St. Petersburg is widely recognized as a dog-friendly city, and St. Pete-Clearwater International Airport is making sure its four-legged visitors and their humans feel welcome by rolling out the artificial turf carpet.
With the completion of the airport’s parking and roadway project – part of a series of multi-million dollar improvements at the airport over the past year – PIE has opened a brand-new “bark park” where guests and their dogs can frolic in a fenced area with anti-microbial turf, benches and hydration stations. And in case you left yours at home, they’ve got dog waste bags available, too.
While the bark parks are new to the airport, its relationship with the canine community is not. About a year and a half ago, the airport began hosting dogs as part of its PIE PUPS (Pets Uplifting People) program, according to airport spokesperson Michele Routh. Organized by Project PUP, a certified therapy dog program, PIE PUPS spend time with passengers before their flights, which can help ease the stress and anxiety some people experience during air travel. All the dogs in the program have been therapy dogs for at least two years and also visit other sites including schools and hospitals.
“It’s been very well received,” Routh said of the program. “I’ve received some incredible customer feedback.”
PIE PUPS aren’t the only dogs that can be found at the airport. PIE has worked with the Southeastern Guide Dog Association for a number of years to help families who are training guide dogs. The dogs – and their humans – are periodically invited to the airport to take tours and go through TSA screening. Allegiant flight crews then invite the dogs on board so they can get the experience of being on a plane, something they could end up doing with their owners once they start their official guide dog careers.

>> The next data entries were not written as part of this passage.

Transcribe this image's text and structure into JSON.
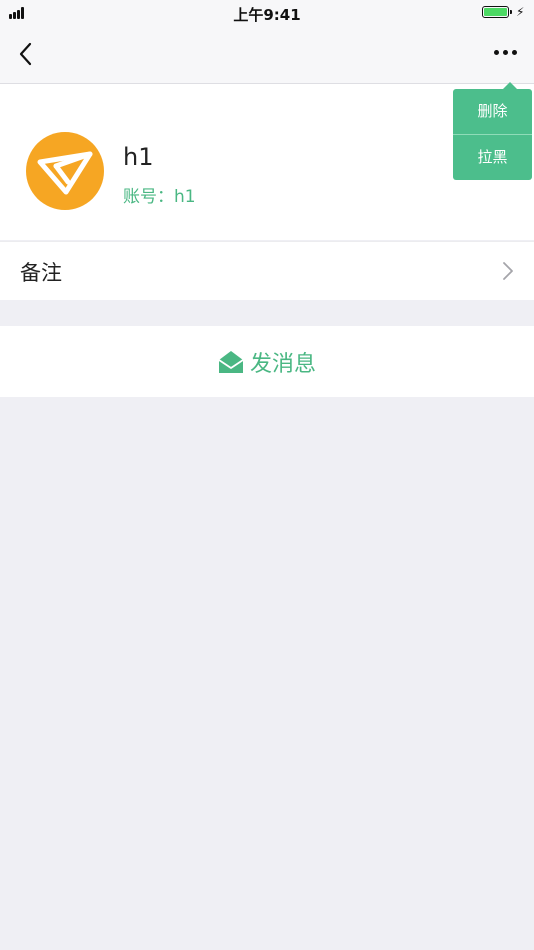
{
  "status_bar": {
    "time": "上午9:41",
    "charge_symbol": "⚡"
  },
  "nav": {
    "back_icon": "chevron-left-icon",
    "more_icon": "more-dots-icon"
  },
  "profile": {
    "name": "h1",
    "account": "账号：h1",
    "avatar_icon": "paper-plane-icon"
  },
  "remark": {
    "label": "备注"
  },
  "send": {
    "label": "发消息",
    "icon": "envelope-open-icon"
  },
  "popup_menu": {
    "items": [
      {
        "label": "删除"
      },
      {
        "label": "拉黑"
      }
    ]
  },
  "colors": {
    "accent_green": "#4ab783",
    "menu_green": "#4cbe8c",
    "avatar_orange": "#f6a623",
    "background": "#efeff4"
  }
}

Southeastern Guide Dogs worked with airport staff on the bark park project, which Suzy Wilburn, director of admissions and alumni support for the organization called a “wonderful experience” that will help improve accommodations for those traveling with a service dog.
“Their focus on accessibility, safety and attention to detail is top-notch and should be recognized,” she said of the airport.
In non-dog related news, September passenger traffic at the airport is down 37 percent from the same time last year, marking PIE’s lowest monthly decrease since the pandemic began. Overall, 2020 year-to-date passenger loads are down 35 percent. At the August ribbon cutting of an outpost of the popular Mazarro’s Italian Market located in the area outside gates 7 through 11, airport director Tom Jewsbury said PIE has been able to retain 53 out of its 56 nonstop destinations.
“We’re actually doing quite well,” Jewsbury said.